Exercise requirements » Reproduce each entry below in full, exactly as it was given.

Listed records »
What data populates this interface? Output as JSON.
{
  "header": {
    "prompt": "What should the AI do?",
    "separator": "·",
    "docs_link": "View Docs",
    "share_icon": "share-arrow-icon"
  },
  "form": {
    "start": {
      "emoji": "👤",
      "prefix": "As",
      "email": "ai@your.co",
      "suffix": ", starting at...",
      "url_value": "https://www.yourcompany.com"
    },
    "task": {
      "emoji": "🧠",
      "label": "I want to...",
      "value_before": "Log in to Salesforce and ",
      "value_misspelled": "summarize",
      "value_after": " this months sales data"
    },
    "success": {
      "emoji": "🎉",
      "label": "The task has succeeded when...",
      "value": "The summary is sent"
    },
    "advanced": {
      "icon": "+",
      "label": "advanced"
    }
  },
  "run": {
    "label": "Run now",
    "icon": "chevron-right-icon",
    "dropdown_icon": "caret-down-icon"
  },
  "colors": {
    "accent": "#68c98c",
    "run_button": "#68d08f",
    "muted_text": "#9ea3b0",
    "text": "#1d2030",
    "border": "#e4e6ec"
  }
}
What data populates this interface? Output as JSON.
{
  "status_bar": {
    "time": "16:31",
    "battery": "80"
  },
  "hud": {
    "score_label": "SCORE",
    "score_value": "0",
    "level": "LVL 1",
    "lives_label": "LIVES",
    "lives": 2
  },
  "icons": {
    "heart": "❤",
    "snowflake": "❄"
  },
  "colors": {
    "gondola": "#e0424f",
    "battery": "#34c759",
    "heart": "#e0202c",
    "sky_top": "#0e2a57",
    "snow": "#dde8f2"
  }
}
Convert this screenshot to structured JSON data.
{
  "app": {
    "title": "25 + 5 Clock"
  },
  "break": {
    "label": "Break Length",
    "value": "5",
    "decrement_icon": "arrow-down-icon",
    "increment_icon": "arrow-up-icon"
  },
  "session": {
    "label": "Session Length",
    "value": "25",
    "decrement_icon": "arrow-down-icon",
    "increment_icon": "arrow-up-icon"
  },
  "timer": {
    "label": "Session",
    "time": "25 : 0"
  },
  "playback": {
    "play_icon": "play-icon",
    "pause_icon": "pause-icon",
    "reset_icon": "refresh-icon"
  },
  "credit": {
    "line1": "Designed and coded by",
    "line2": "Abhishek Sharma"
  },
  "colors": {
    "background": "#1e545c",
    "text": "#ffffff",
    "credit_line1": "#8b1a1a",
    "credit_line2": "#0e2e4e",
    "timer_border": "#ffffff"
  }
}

Answer to the problem »
What data populates this interface? Output as JSON.
{
  "header": {
    "prompt": "What should the AI do?",
    "separator": "·",
    "docs_link": "View Docs",
    "share_icon": "share-arrow-icon"
  },
  "form": {
    "start": {
      "emoji": "👤",
      "prefix": "As",
      "email": "ai@your.co",
      "suffix": ", starting at...",
      "url_value": "https://www.yourcompany.com"
    },
    "task": {
      "emoji": "🧠",
      "label": "I want to...",
      "value_before": "Log in to Salesforce and ",
      "value_misspelled": "summarize",
      "value_after": " this months sales data"
    },
    "success": {
      "emoji": "🎉",
      "label": "The task has succeeded when...",
      "value": "The summary is sent"
    },
    "advanced": {
      "icon": "+",
      "label": "advanced"
    }
  },
  "run": {
    "label": "Run now",
    "icon": "chevron-right-icon",
    "dropdown_icon": "caret-down-icon"
  },
  "colors": {
    "accent": "#68c98c",
    "run_button": "#68d08f",
    "muted_text": "#9ea3b0",
    "text": "#1d2030",
    "border": "#e4e6ec"
  }
}
What data populates this interface? Output as JSON.
{
  "status_bar": {
    "time": "16:31",
    "battery": "80"
  },
  "hud": {
    "score_label": "SCORE",
    "score_value": "0",
    "level": "LVL 1",
    "lives_label": "LIVES",
    "lives": 2
  },
  "icons": {
    "heart": "❤",
    "snowflake": "❄"
  },
  "colors": {
    "gondola": "#e0424f",
    "battery": "#34c759",
    "heart": "#e0202c",
    "sky_top": "#0e2a57",
    "snow": "#dde8f2"
  }
}
Convert this screenshot to structured JSON data.
{
  "app": {
    "title": "25 + 5 Clock"
  },
  "break": {
    "label": "Break Length",
    "value": "5",
    "decrement_icon": "arrow-down-icon",
    "increment_icon": "arrow-up-icon"
  },
  "session": {
    "label": "Session Length",
    "value": "25",
    "decrement_icon": "arrow-down-icon",
    "increment_icon": "arrow-up-icon"
  },
  "timer": {
    "label": "Session",
    "time": "25 : 0"
  },
  "playback": {
    "play_icon": "play-icon",
    "pause_icon": "pause-icon",
    "reset_icon": "refresh-icon"
  },
  "credit": {
    "line1": "Designed and coded by",
    "line2": "Abhishek Sharma"
  },
  "colors": {
    "background": "#1e545c",
    "text": "#ffffff",
    "credit_line1": "#8b1a1a",
    "credit_line2": "#0e2e4e",
    "timer_border": "#ffffff"
  }
}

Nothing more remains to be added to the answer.